■ Work instruction
Report back each line of the records that contains the string "KnowledgeBase".

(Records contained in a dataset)
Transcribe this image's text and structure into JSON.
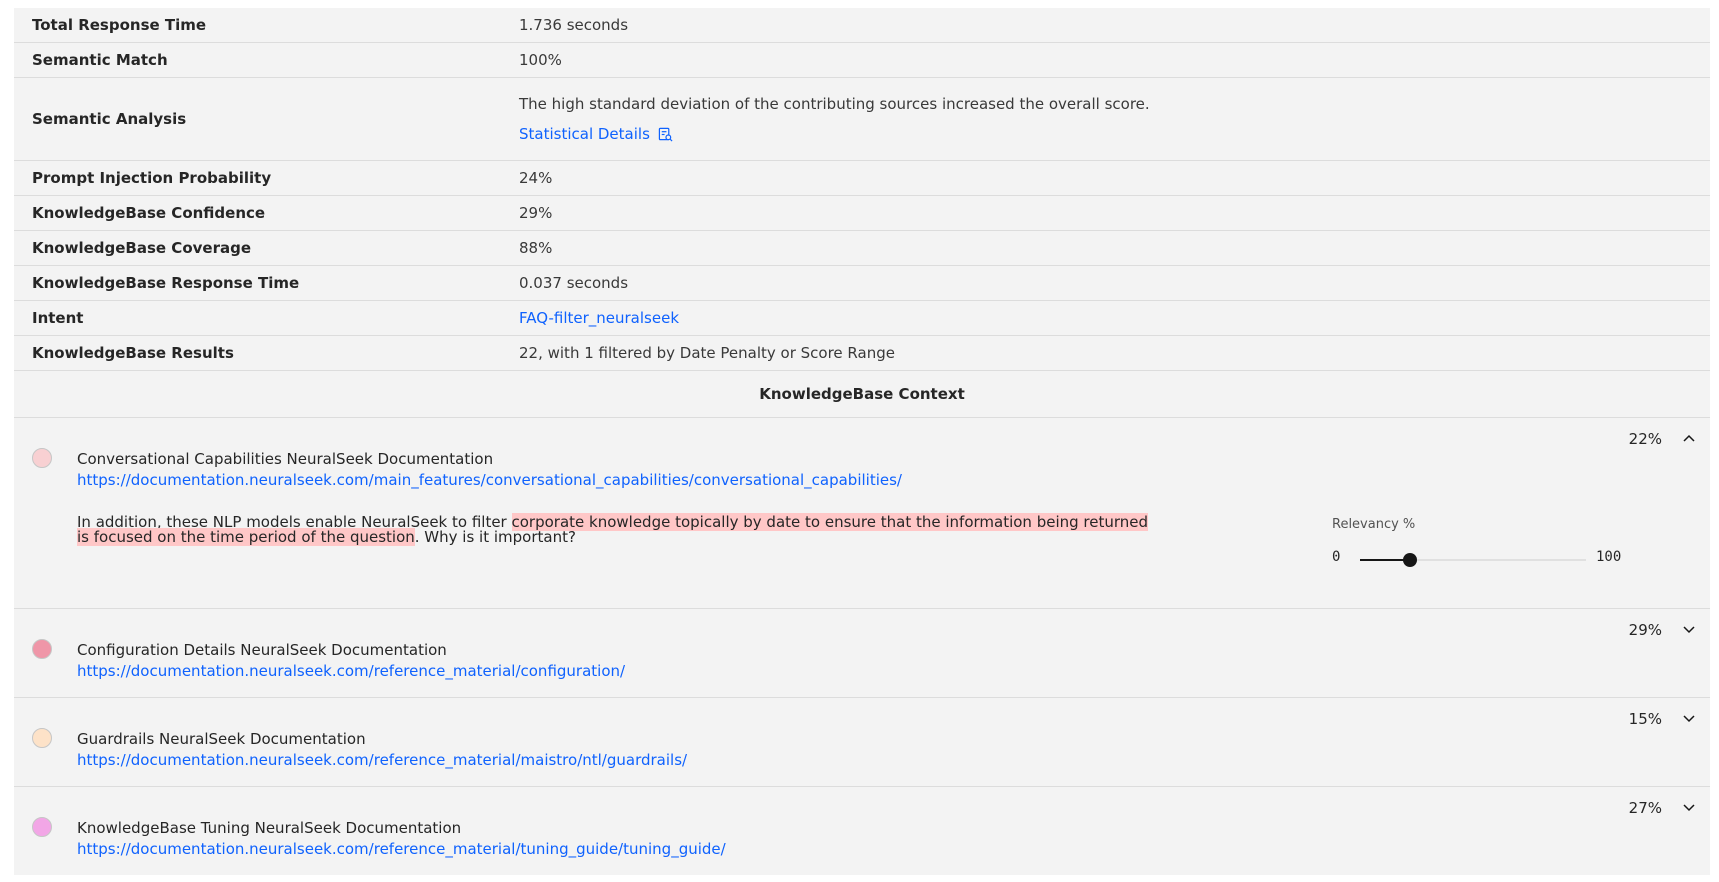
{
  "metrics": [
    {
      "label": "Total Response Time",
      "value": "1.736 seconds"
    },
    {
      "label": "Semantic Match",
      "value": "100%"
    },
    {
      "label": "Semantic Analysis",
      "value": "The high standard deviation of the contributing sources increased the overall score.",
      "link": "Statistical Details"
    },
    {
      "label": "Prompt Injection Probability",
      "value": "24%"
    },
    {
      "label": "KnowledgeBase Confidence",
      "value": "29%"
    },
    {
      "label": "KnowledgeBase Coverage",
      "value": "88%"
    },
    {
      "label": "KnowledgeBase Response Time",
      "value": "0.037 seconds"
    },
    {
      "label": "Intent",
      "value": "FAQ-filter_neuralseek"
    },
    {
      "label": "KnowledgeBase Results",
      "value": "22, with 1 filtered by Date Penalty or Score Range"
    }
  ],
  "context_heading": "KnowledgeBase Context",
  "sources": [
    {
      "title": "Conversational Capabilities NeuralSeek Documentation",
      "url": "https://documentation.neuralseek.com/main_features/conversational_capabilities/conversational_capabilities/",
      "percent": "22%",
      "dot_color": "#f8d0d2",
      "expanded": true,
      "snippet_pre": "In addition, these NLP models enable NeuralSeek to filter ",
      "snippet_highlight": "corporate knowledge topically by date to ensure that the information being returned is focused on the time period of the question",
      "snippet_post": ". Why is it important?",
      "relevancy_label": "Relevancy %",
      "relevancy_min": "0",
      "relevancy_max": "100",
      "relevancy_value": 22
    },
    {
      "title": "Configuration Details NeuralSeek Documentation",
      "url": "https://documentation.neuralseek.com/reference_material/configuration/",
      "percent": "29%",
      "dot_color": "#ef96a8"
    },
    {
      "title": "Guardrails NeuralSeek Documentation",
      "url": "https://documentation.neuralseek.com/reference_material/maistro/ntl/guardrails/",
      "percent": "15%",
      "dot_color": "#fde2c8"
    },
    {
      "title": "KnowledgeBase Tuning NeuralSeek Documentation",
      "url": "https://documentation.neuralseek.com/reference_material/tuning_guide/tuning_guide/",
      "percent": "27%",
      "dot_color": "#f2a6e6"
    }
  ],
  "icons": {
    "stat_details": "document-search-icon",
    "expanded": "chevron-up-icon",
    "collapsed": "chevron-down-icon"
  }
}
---
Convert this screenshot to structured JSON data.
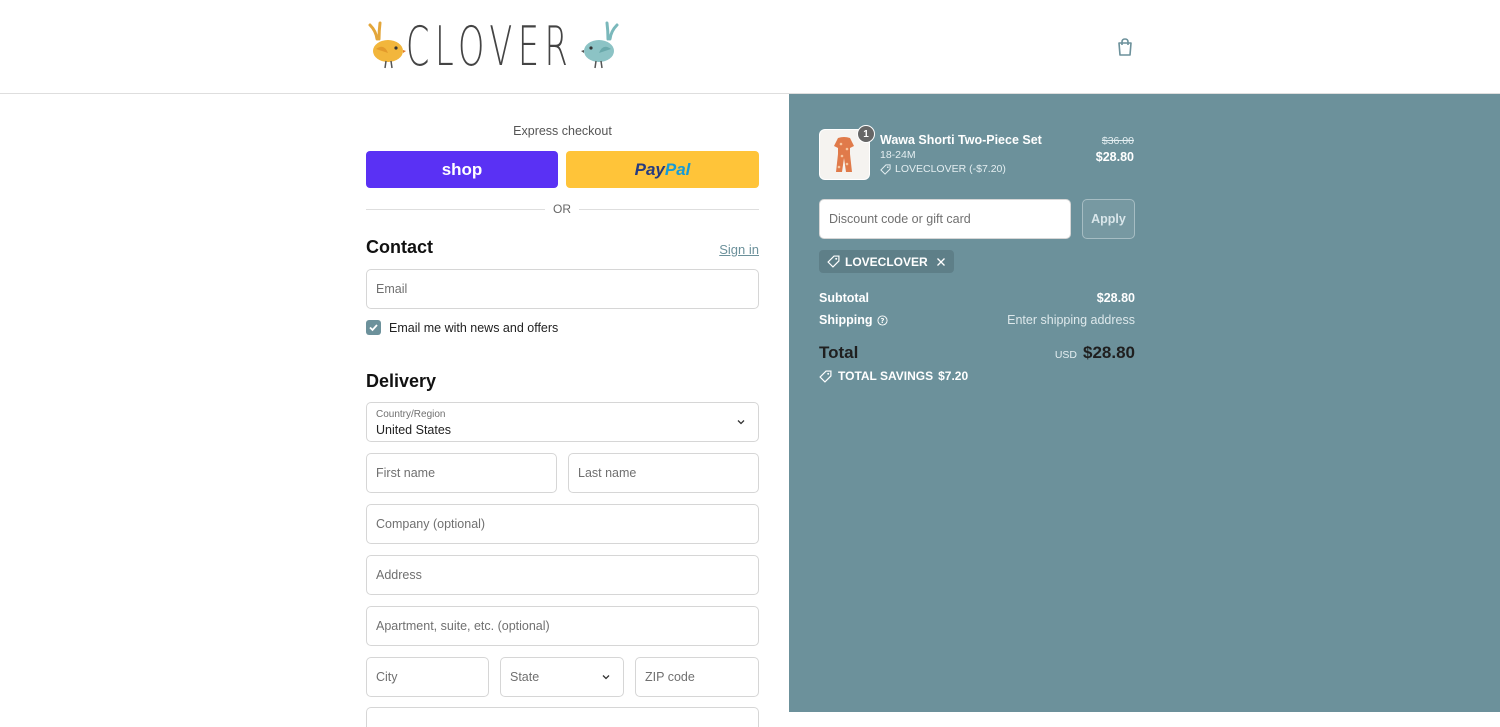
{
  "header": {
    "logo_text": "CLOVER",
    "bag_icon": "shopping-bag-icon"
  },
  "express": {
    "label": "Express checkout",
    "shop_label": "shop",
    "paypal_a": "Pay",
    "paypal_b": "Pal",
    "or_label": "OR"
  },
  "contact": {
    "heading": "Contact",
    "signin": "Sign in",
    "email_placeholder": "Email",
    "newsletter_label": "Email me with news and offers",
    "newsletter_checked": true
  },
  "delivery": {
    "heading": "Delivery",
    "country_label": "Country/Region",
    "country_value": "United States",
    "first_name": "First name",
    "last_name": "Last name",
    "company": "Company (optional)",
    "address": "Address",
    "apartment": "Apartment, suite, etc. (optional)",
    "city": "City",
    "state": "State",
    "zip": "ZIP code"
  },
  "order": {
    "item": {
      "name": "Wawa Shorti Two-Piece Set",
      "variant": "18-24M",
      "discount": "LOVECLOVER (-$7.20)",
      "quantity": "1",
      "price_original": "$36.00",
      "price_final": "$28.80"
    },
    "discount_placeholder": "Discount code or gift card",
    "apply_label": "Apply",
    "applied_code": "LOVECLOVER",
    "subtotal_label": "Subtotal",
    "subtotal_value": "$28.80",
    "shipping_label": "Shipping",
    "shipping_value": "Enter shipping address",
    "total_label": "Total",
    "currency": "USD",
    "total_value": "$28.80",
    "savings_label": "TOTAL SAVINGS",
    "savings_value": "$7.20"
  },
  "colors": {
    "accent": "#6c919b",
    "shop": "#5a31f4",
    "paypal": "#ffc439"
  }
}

■ Solution for this exercise
      "label": "KnowledgeBase Confidence",
      "label": "KnowledgeBase Coverage",
      "label": "KnowledgeBase Response Time",
      "label": "KnowledgeBase Results",
  "context_heading": "KnowledgeBase Context",
      "title": "KnowledgeBase Tuning NeuralSeek Documentation",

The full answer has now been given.